Much of the Bible is written about God and about the relationship between God and God's people--Genesis through 2 Chronicles, say.
The books of the prophets are filled with words that God intends for us to listen to.
The wisdom books, including but not limited to Proverbs and Ecclesiastes, are largely people speaking to people, that is, wise people speaking to people that need and want to be wise.
Psalms, though, has a large component of people speaking to God.
And often, what we say is a complaint, an expression of sadness, a lament that things are the way we wanted--or expected--them to be.
The lectionary choice for a response to the 1 Kings passage this week is Psalm 42. As I read the psalm in light of not only what the reassurance the Lord offered to Elijah but Elijah's words that prompted it. Elijah had said, "I'm alone. I have been faithful, but the Israelites have not. My life is in danger."

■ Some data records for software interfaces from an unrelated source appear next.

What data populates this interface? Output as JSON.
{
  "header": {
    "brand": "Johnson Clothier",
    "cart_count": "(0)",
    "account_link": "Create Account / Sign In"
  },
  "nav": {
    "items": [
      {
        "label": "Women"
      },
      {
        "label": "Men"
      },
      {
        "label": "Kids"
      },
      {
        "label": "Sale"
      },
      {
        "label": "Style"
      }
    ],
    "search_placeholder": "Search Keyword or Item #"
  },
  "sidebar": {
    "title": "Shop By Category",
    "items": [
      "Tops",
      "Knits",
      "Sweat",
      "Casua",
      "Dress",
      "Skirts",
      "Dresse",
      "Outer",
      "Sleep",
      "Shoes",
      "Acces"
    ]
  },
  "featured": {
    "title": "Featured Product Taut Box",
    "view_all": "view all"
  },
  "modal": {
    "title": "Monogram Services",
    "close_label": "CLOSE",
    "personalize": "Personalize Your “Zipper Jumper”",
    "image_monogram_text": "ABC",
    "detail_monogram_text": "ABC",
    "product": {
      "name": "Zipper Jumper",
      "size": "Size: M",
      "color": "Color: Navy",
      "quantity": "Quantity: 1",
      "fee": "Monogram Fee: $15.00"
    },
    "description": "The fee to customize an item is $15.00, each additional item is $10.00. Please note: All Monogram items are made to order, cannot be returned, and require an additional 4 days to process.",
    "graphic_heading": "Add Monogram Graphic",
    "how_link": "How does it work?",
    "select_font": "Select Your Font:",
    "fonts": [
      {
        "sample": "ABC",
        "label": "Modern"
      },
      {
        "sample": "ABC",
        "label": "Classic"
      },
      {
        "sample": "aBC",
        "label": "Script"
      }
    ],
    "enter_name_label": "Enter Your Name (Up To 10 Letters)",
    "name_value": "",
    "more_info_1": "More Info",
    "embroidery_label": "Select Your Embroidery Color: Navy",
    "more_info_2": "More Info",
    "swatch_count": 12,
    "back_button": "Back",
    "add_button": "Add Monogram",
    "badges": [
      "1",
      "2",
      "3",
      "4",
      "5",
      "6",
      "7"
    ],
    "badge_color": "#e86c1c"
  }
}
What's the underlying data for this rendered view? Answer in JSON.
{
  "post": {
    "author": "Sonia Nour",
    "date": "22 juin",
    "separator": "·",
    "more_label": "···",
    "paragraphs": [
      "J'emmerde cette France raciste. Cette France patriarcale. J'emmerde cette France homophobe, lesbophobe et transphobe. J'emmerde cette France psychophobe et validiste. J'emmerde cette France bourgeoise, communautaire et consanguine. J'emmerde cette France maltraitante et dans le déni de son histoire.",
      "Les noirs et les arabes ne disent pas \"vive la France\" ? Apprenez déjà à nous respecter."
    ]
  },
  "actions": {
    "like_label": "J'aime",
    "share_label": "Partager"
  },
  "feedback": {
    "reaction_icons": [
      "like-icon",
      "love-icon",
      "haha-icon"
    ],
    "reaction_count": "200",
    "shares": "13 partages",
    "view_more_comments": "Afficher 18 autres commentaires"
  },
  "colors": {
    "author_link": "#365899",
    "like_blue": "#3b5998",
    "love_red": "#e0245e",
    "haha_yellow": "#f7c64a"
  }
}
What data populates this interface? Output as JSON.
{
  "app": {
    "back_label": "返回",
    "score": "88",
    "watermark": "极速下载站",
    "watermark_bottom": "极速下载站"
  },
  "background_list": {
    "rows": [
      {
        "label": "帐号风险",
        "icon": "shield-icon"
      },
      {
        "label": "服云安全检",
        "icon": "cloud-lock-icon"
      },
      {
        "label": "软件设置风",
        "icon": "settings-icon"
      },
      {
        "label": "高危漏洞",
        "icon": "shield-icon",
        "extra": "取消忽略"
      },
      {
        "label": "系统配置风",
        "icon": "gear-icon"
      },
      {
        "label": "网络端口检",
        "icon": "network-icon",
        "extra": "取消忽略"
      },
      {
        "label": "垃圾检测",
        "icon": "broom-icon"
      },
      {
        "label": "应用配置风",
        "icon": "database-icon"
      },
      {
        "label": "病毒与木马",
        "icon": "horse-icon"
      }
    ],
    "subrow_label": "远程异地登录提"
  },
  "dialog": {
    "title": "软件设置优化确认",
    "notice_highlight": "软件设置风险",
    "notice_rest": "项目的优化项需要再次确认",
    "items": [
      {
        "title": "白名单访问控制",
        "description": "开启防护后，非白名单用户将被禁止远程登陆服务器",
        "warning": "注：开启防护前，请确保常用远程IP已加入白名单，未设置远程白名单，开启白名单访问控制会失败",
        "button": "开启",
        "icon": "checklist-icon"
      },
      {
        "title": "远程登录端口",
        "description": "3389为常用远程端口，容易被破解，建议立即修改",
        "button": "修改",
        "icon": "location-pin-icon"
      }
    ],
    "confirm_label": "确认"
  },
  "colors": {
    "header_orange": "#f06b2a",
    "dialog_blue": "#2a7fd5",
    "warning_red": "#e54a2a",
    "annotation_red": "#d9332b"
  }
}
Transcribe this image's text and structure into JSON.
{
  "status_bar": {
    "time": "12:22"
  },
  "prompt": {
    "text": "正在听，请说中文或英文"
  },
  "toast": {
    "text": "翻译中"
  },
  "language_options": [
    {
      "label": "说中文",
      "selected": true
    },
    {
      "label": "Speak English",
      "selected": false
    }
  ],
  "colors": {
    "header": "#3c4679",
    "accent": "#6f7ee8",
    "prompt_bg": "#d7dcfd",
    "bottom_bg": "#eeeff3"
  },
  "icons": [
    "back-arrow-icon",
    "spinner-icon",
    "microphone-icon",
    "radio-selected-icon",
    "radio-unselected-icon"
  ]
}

Psalm 42 begins with an expression of longing for God, a longing prompted by a sense of separation from God. A long separation, and one that has been noticed by onlookers.
The psalmist is in despair. He thinks that God has forgotten about him.
Is being too unimportant to be remembered worse than being so bad that you deserve being punished?
Although he thinks that God has forgotten him, he knows very well that his enemies haven't. They mock him, "Where is your God?"
But, even in despair, the psalmist turns to God,
Why are you cast down, O my soul,Note: the lectionary also suggests that Psalm 43 be read along with Psalm 42.
and why are you disquieted within me?
Hope in God; for I shall again praise him,
my help and my God.